TASK GOAL>
Without the pictures, print each of the records below exactly as it appears.
DATA FOR ANALYSIS Start Marker
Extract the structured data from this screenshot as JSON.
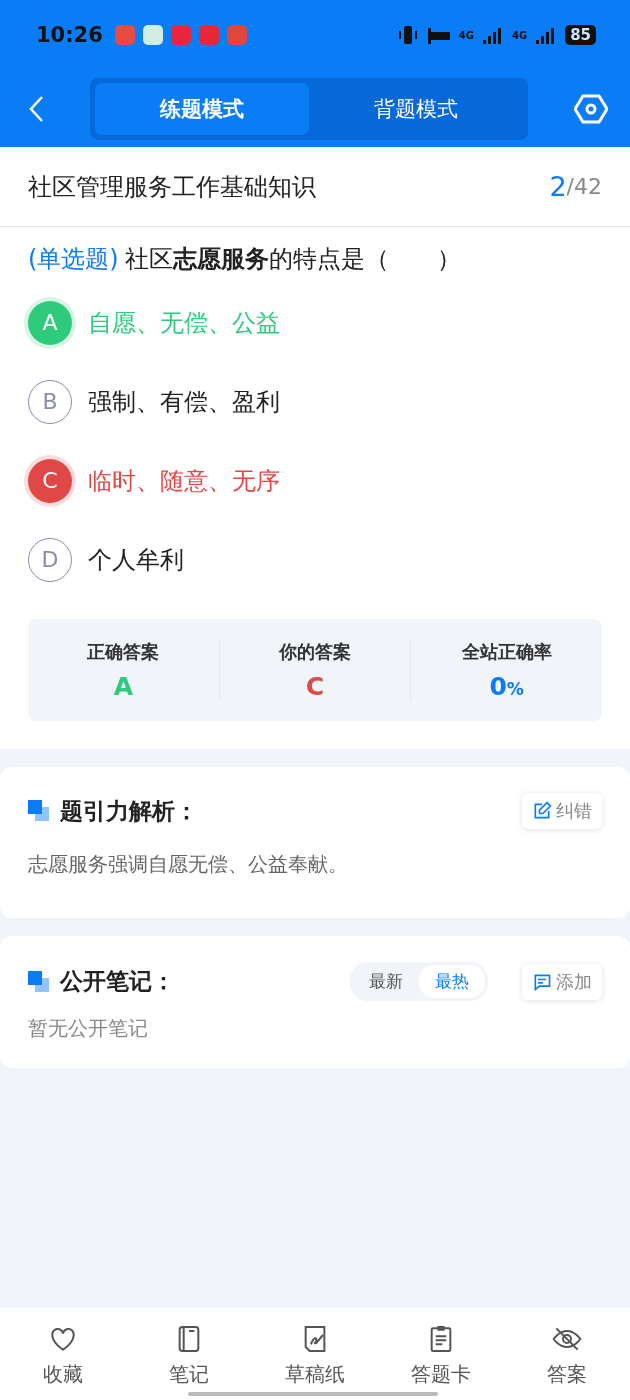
{
  "status_bar": {
    "time": "10:26",
    "notification_icons": [
      {
        "color": "#e94b43"
      },
      {
        "color": "#cfeee0"
      },
      {
        "color": "#e8283a"
      },
      {
        "color": "#e8283a"
      },
      {
        "color": "#e0463a"
      }
    ],
    "network": [
      "4G",
      "4G"
    ],
    "battery": "85"
  },
  "nav": {
    "modes": [
      {
        "label": "练题模式",
        "selected": true
      },
      {
        "label": "背题模式",
        "selected": false
      }
    ]
  },
  "header": {
    "title": "社区管理服务工作基础知识",
    "current": "2",
    "total": "/42"
  },
  "question": {
    "type": "(单选题)",
    "text": "社区**志愿服务**的特点是（　　）"
  },
  "options": [
    {
      "letter": "A",
      "text": "自愿、无偿、公益",
      "kind": "correct"
    },
    {
      "letter": "B",
      "text": "强制、有偿、盈利",
      "kind": "normal"
    },
    {
      "letter": "C",
      "text": "临时、随意、无序",
      "kind": "wrong"
    },
    {
      "letter": "D",
      "text": "个人牟利",
      "kind": "normal"
    }
  ],
  "stats": [
    {
      "label": "正确答案",
      "value": "A",
      "kind": "correct"
    },
    {
      "label": "你的答案",
      "value": "C",
      "kind": "wrong"
    },
    {
      "label": "全站正确率",
      "value": "0",
      "unit": "%",
      "kind": "rate"
    }
  ],
  "analysis": {
    "title": "题引力解析：",
    "action": "纠错",
    "text": "志愿服务强调自愿无偿、公益奉献。"
  },
  "notes": {
    "title": "公开笔记：",
    "sort_tabs": [
      {
        "label": "最新",
        "selected": false
      },
      {
        "label": "最热",
        "selected": true
      }
    ],
    "action": "添加",
    "empty": "暂无公开笔记"
  },
  "bottom_bar": [
    {
      "label": "收藏",
      "kind": "heart"
    },
    {
      "label": "笔记",
      "kind": "notebook"
    },
    {
      "label": "草稿纸",
      "kind": "draft"
    },
    {
      "label": "答题卡",
      "kind": "card"
    },
    {
      "label": "答案",
      "kind": "eye"
    }
  ]
}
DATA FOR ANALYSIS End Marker
RESULT OF THE EXERCISE>
Extract the structured data from this screenshot as JSON.
{
  "status_bar": {
    "time": "10:26",
    "notification_icons": [
      {
        "color": "#e94b43"
      },
      {
        "color": "#cfeee0"
      },
      {
        "color": "#e8283a"
      },
      {
        "color": "#e8283a"
      },
      {
        "color": "#e0463a"
      }
    ],
    "network": [
      "4G",
      "4G"
    ],
    "battery": "85"
  },
  "nav": {
    "modes": [
      {
        "label": "练题模式",
        "selected": true
      },
      {
        "label": "背题模式",
        "selected": false
      }
    ]
  },
  "header": {
    "title": "社区管理服务工作基础知识",
    "current": "2",
    "total": "/42"
  },
  "question": {
    "type": "(单选题)",
    "text": "社区**志愿服务**的特点是（　　）"
  },
  "options": [
    {
      "letter": "A",
      "text": "自愿、无偿、公益",
      "kind": "correct"
    },
    {
      "letter": "B",
      "text": "强制、有偿、盈利",
      "kind": "normal"
    },
    {
      "letter": "C",
      "text": "临时、随意、无序",
      "kind": "wrong"
    },
    {
      "letter": "D",
      "text": "个人牟利",
      "kind": "normal"
    }
  ],
  "stats": [
    {
      "label": "正确答案",
      "value": "A",
      "kind": "correct"
    },
    {
      "label": "你的答案",
      "value": "C",
      "kind": "wrong"
    },
    {
      "label": "全站正确率",
      "value": "0",
      "unit": "%",
      "kind": "rate"
    }
  ],
  "analysis": {
    "title": "题引力解析：",
    "action": "纠错",
    "text": "志愿服务强调自愿无偿、公益奉献。"
  },
  "notes": {
    "title": "公开笔记：",
    "sort_tabs": [
      {
        "label": "最新",
        "selected": false
      },
      {
        "label": "最热",
        "selected": true
      }
    ],
    "action": "添加",
    "empty": "暂无公开笔记"
  },
  "bottom_bar": [
    {
      "label": "收藏",
      "kind": "heart"
    },
    {
      "label": "笔记",
      "kind": "notebook"
    },
    {
      "label": "草稿纸",
      "kind": "draft"
    },
    {
      "label": "答题卡",
      "kind": "card"
    },
    {
      "label": "答案",
      "kind": "eye"
    }
  ]
}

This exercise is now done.